### To do:
Print the entries that appear below, exactly as written and without their pictures.

### Data extracted from a collection:
'''
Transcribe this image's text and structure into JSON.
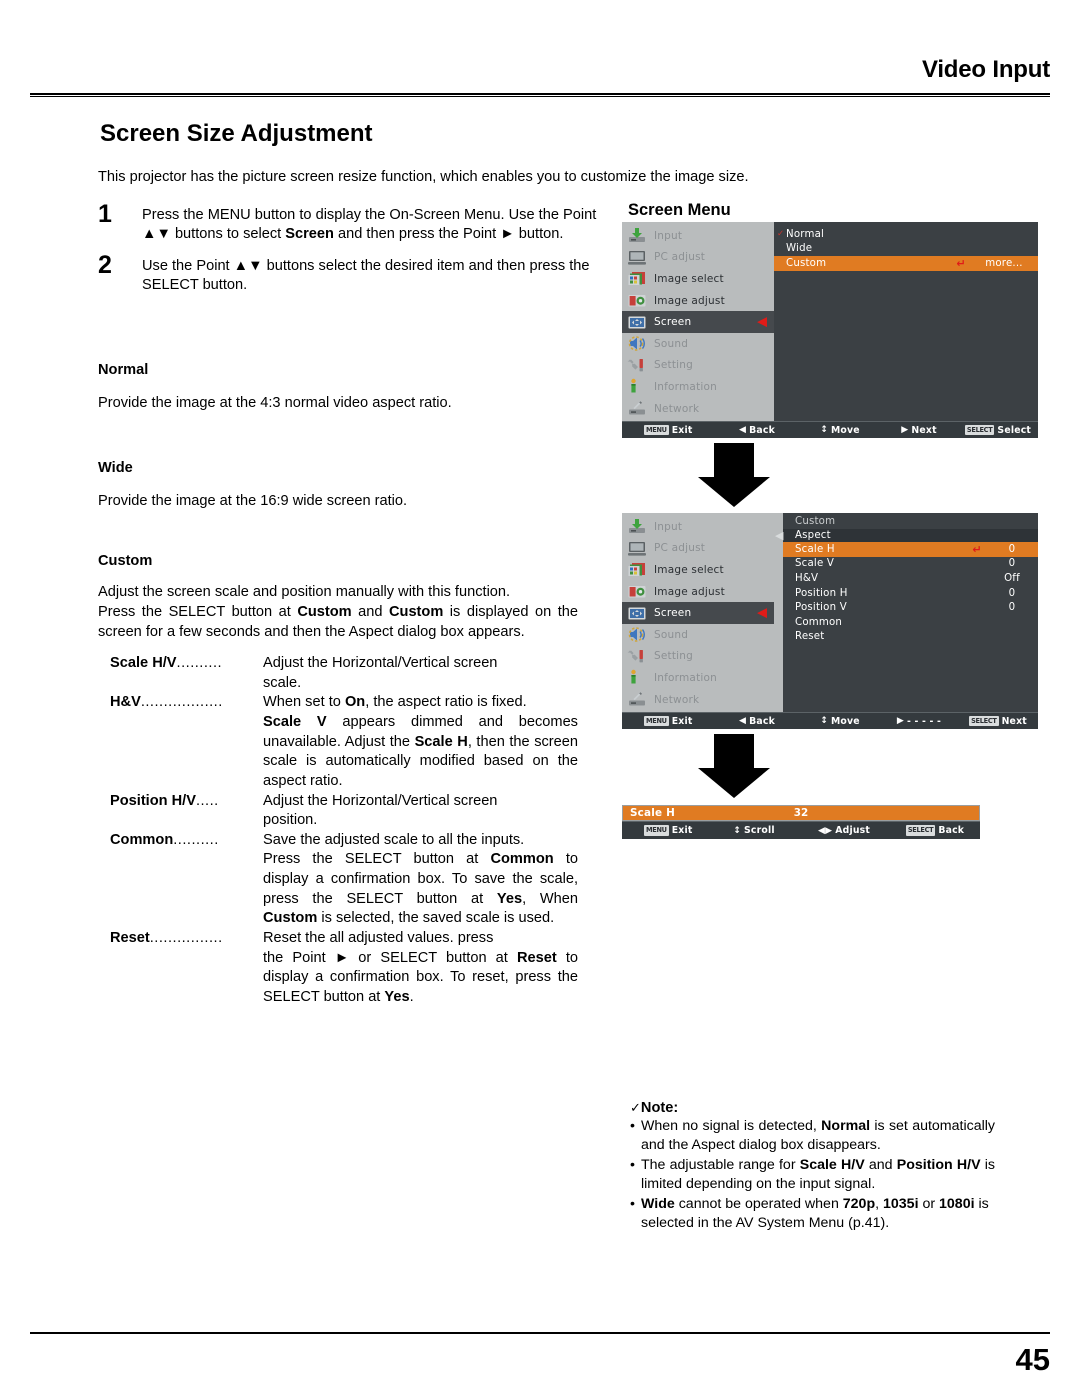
{
  "header": {
    "title": "Video Input"
  },
  "page": {
    "number": "45"
  },
  "title": "Screen Size Adjustment",
  "intro": "This projector has the picture screen resize function, which enables you to customize the image size.",
  "steps": [
    {
      "num": "1",
      "html": "Press the MENU button to display the On-Screen Menu. Use the Point ▲▼ buttons to select <b>Screen</b> and then press the Point ► button."
    },
    {
      "num": "2",
      "html": "Use the Point ▲▼ buttons select the desired item and then press the SELECT button."
    }
  ],
  "sections": {
    "normal": {
      "heading": "Normal",
      "body": "Provide the image at the 4:3 normal video aspect ratio."
    },
    "wide": {
      "heading": "Wide",
      "body": "Provide the image at the 16:9 wide screen ratio."
    },
    "custom": {
      "heading": "Custom",
      "body1": "Adjust the screen scale and position manually with this function.",
      "body2_html": "Press the SELECT button at <b>Custom</b> and <b>Custom</b> is displayed on the screen for a few seconds and then the Aspect dialog box appears."
    }
  },
  "definitions": [
    {
      "term": "Scale H/V",
      "leader": "..........",
      "desc_html": "Adjust the Horizontal/Vertical screen",
      "cont_html": "scale."
    },
    {
      "term": "H&V",
      "leader": "..................",
      "desc_html": "When set to <b>On</b>, the aspect ratio is fixed.",
      "cont_html": "<b>Scale V</b> appears dimmed and becomes unavailable. Adjust the <b>Scale H</b>, then the screen scale is automatically modified based on the aspect ratio."
    },
    {
      "term": "Position H/V",
      "leader": ".....",
      "desc_html": "Adjust the Horizontal/Vertical screen",
      "cont_html": "position."
    },
    {
      "term": "Common",
      "leader": "..........",
      "desc_html": "Save the adjusted scale to all the inputs.",
      "cont_html": "Press the SELECT button at <b>Common</b> to display a confirmation box. To save the scale, press the SELECT button at <b>Yes</b>, When <b>Custom</b> is selected, the saved scale is used."
    },
    {
      "term": "Reset",
      "leader": "................",
      "desc_html": "Reset the all adjusted values. press",
      "cont_html": "the Point ► or SELECT button at <b>Reset</b> to display a confirmation box. To reset, press the SELECT button at <b>Yes</b>."
    }
  ],
  "screen_menu_label": "Screen Menu",
  "osd": {
    "sidebar_items": [
      {
        "label": "Input",
        "icon": "input-icon",
        "state": "normal"
      },
      {
        "label": "PC adjust",
        "icon": "pc-adjust-icon",
        "state": "normal"
      },
      {
        "label": "Image select",
        "icon": "image-select-icon",
        "state": "bright"
      },
      {
        "label": "Image adjust",
        "icon": "image-adjust-icon",
        "state": "bright"
      },
      {
        "label": "Screen",
        "icon": "screen-icon",
        "state": "active",
        "caret": "◀"
      },
      {
        "label": "Sound",
        "icon": "sound-icon",
        "state": "normal"
      },
      {
        "label": "Setting",
        "icon": "setting-icon",
        "state": "normal"
      },
      {
        "label": "Information",
        "icon": "information-icon",
        "state": "normal"
      },
      {
        "label": "Network",
        "icon": "network-icon",
        "state": "normal"
      }
    ],
    "menu1": {
      "options": [
        {
          "name": "Normal",
          "checked": true,
          "selected": false,
          "value": "",
          "enter": ""
        },
        {
          "name": "Wide",
          "checked": false,
          "selected": false,
          "value": "",
          "enter": ""
        },
        {
          "name": "Custom",
          "checked": false,
          "selected": true,
          "value": "more...",
          "enter": "↵"
        }
      ],
      "bottom_bar": [
        {
          "key": "MENU",
          "label": "Exit",
          "glyph": ""
        },
        {
          "key": "",
          "label": "Back",
          "glyph": "◀"
        },
        {
          "key": "",
          "label": "Move",
          "glyph": "↕"
        },
        {
          "key": "",
          "label": "Next",
          "glyph": "▶"
        },
        {
          "key": "SELECT",
          "label": "Select",
          "glyph": ""
        }
      ]
    },
    "menu2": {
      "panel_title": "Custom",
      "group_title": "Aspect",
      "rows": [
        {
          "name": "Scale H",
          "value": "0",
          "selected": true,
          "enter": "↵"
        },
        {
          "name": "Scale V",
          "value": "0",
          "selected": false,
          "enter": ""
        },
        {
          "name": "H&V",
          "value": "Off",
          "selected": false,
          "enter": ""
        },
        {
          "name": "Position H",
          "value": "0",
          "selected": false,
          "enter": ""
        },
        {
          "name": "Position V",
          "value": "0",
          "selected": false,
          "enter": ""
        },
        {
          "name": "Common",
          "value": "",
          "selected": false,
          "enter": ""
        },
        {
          "name": "Reset",
          "value": "",
          "selected": false,
          "enter": ""
        }
      ],
      "bottom_bar": [
        {
          "key": "MENU",
          "label": "Exit",
          "glyph": ""
        },
        {
          "key": "",
          "label": "Back",
          "glyph": "◀"
        },
        {
          "key": "",
          "label": "Move",
          "glyph": "↕"
        },
        {
          "key": "",
          "label": "- - - - -",
          "glyph": "▶"
        },
        {
          "key": "SELECT",
          "label": "Next",
          "glyph": ""
        }
      ]
    },
    "menu3": {
      "label": "Scale H",
      "value": "32",
      "bottom_bar": [
        {
          "key": "MENU",
          "label": "Exit",
          "glyph": ""
        },
        {
          "key": "",
          "label": "Scroll",
          "glyph": "↕"
        },
        {
          "key": "",
          "label": "Adjust",
          "glyph": "◀▶"
        },
        {
          "key": "SELECT",
          "label": "Back",
          "glyph": ""
        }
      ]
    }
  },
  "note": {
    "title": "Note:",
    "check": "✓",
    "items": [
      {
        "html": "When no signal is detected, <b>Normal</b> is set automatically and the Aspect dialog box disappears."
      },
      {
        "html": "The adjustable range for <b>Scale H/V</b> and <b>Position H/V</b> is limited depending on the input signal."
      },
      {
        "html": "<b>Wide</b> cannot be operated when <b>720p</b>, <b>1035i</b> or <b>1080i</b> is selected in the AV System Menu (p.41)."
      }
    ]
  },
  "colors": {
    "osd_highlight": "#e07b22",
    "osd_sidebar": "#b9bcbd",
    "osd_panel": "#3b4044",
    "osd_bar": "#343a3e",
    "red_caret": "#e01b18"
  }
}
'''
### Output of the task:
Transcribe this image's text and structure into JSON.
{
  "header": {
    "title": "Video Input"
  },
  "page": {
    "number": "45"
  },
  "title": "Screen Size Adjustment",
  "intro": "This projector has the picture screen resize function, which enables you to customize the image size.",
  "steps": [
    {
      "num": "1",
      "html": "Press the MENU button to display the On-Screen Menu. Use the Point ▲▼ buttons to select <b>Screen</b> and then press the Point ► button."
    },
    {
      "num": "2",
      "html": "Use the Point ▲▼ buttons select the desired item and then press the SELECT button."
    }
  ],
  "sections": {
    "normal": {
      "heading": "Normal",
      "body": "Provide the image at the 4:3 normal video aspect ratio."
    },
    "wide": {
      "heading": "Wide",
      "body": "Provide the image at the 16:9 wide screen ratio."
    },
    "custom": {
      "heading": "Custom",
      "body1": "Adjust the screen scale and position manually with this function.",
      "body2_html": "Press the SELECT button at <b>Custom</b> and <b>Custom</b> is displayed on the screen for a few seconds and then the Aspect dialog box appears."
    }
  },
  "definitions": [
    {
      "term": "Scale H/V",
      "leader": "..........",
      "desc_html": "Adjust the Horizontal/Vertical screen",
      "cont_html": "scale."
    },
    {
      "term": "H&V",
      "leader": "..................",
      "desc_html": "When set to <b>On</b>, the aspect ratio is fixed.",
      "cont_html": "<b>Scale V</b> appears dimmed and becomes unavailable. Adjust the <b>Scale H</b>, then the screen scale is automatically modified based on the aspect ratio."
    },
    {
      "term": "Position H/V",
      "leader": ".....",
      "desc_html": "Adjust the Horizontal/Vertical screen",
      "cont_html": "position."
    },
    {
      "term": "Common",
      "leader": "..........",
      "desc_html": "Save the adjusted scale to all the inputs.",
      "cont_html": "Press the SELECT button at <b>Common</b> to display a confirmation box. To save the scale, press the SELECT button at <b>Yes</b>, When <b>Custom</b> is selected, the saved scale is used."
    },
    {
      "term": "Reset",
      "leader": "................",
      "desc_html": "Reset the all adjusted values. press",
      "cont_html": "the Point ► or SELECT button at <b>Reset</b> to display a confirmation box. To reset, press the SELECT button at <b>Yes</b>."
    }
  ],
  "screen_menu_label": "Screen Menu",
  "osd": {
    "sidebar_items": [
      {
        "label": "Input",
        "icon": "input-icon",
        "state": "normal"
      },
      {
        "label": "PC adjust",
        "icon": "pc-adjust-icon",
        "state": "normal"
      },
      {
        "label": "Image select",
        "icon": "image-select-icon",
        "state": "bright"
      },
      {
        "label": "Image adjust",
        "icon": "image-adjust-icon",
        "state": "bright"
      },
      {
        "label": "Screen",
        "icon": "screen-icon",
        "state": "active",
        "caret": "◀"
      },
      {
        "label": "Sound",
        "icon": "sound-icon",
        "state": "normal"
      },
      {
        "label": "Setting",
        "icon": "setting-icon",
        "state": "normal"
      },
      {
        "label": "Information",
        "icon": "information-icon",
        "state": "normal"
      },
      {
        "label": "Network",
        "icon": "network-icon",
        "state": "normal"
      }
    ],
    "menu1": {
      "options": [
        {
          "name": "Normal",
          "checked": true,
          "selected": false,
          "value": "",
          "enter": ""
        },
        {
          "name": "Wide",
          "checked": false,
          "selected": false,
          "value": "",
          "enter": ""
        },
        {
          "name": "Custom",
          "checked": false,
          "selected": true,
          "value": "more...",
          "enter": "↵"
        }
      ],
      "bottom_bar": [
        {
          "key": "MENU",
          "label": "Exit",
          "glyph": ""
        },
        {
          "key": "",
          "label": "Back",
          "glyph": "◀"
        },
        {
          "key": "",
          "label": "Move",
          "glyph": "↕"
        },
        {
          "key": "",
          "label": "Next",
          "glyph": "▶"
        },
        {
          "key": "SELECT",
          "label": "Select",
          "glyph": ""
        }
      ]
    },
    "menu2": {
      "panel_title": "Custom",
      "group_title": "Aspect",
      "rows": [
        {
          "name": "Scale H",
          "value": "0",
          "selected": true,
          "enter": "↵"
        },
        {
          "name": "Scale V",
          "value": "0",
          "selected": false,
          "enter": ""
        },
        {
          "name": "H&V",
          "value": "Off",
          "selected": false,
          "enter": ""
        },
        {
          "name": "Position H",
          "value": "0",
          "selected": false,
          "enter": ""
        },
        {
          "name": "Position V",
          "value": "0",
          "selected": false,
          "enter": ""
        },
        {
          "name": "Common",
          "value": "",
          "selected": false,
          "enter": ""
        },
        {
          "name": "Reset",
          "value": "",
          "selected": false,
          "enter": ""
        }
      ],
      "bottom_bar": [
        {
          "key": "MENU",
          "label": "Exit",
          "glyph": ""
        },
        {
          "key": "",
          "label": "Back",
          "glyph": "◀"
        },
        {
          "key": "",
          "label": "Move",
          "glyph": "↕"
        },
        {
          "key": "",
          "label": "- - - - -",
          "glyph": "▶"
        },
        {
          "key": "SELECT",
          "label": "Next",
          "glyph": ""
        }
      ]
    },
    "menu3": {
      "label": "Scale H",
      "value": "32",
      "bottom_bar": [
        {
          "key": "MENU",
          "label": "Exit",
          "glyph": ""
        },
        {
          "key": "",
          "label": "Scroll",
          "glyph": "↕"
        },
        {
          "key": "",
          "label": "Adjust",
          "glyph": "◀▶"
        },
        {
          "key": "SELECT",
          "label": "Back",
          "glyph": ""
        }
      ]
    }
  },
  "note": {
    "title": "Note:",
    "check": "✓",
    "items": [
      {
        "html": "When no signal is detected, <b>Normal</b> is set automatically and the Aspect dialog box disappears."
      },
      {
        "html": "The adjustable range for <b>Scale H/V</b> and <b>Position H/V</b> is limited depending on the input signal."
      },
      {
        "html": "<b>Wide</b> cannot be operated when <b>720p</b>, <b>1035i</b> or <b>1080i</b> is selected in the AV System Menu (p.41)."
      }
    ]
  },
  "colors": {
    "osd_highlight": "#e07b22",
    "osd_sidebar": "#b9bcbd",
    "osd_panel": "#3b4044",
    "osd_bar": "#343a3e",
    "red_caret": "#e01b18"
  }
}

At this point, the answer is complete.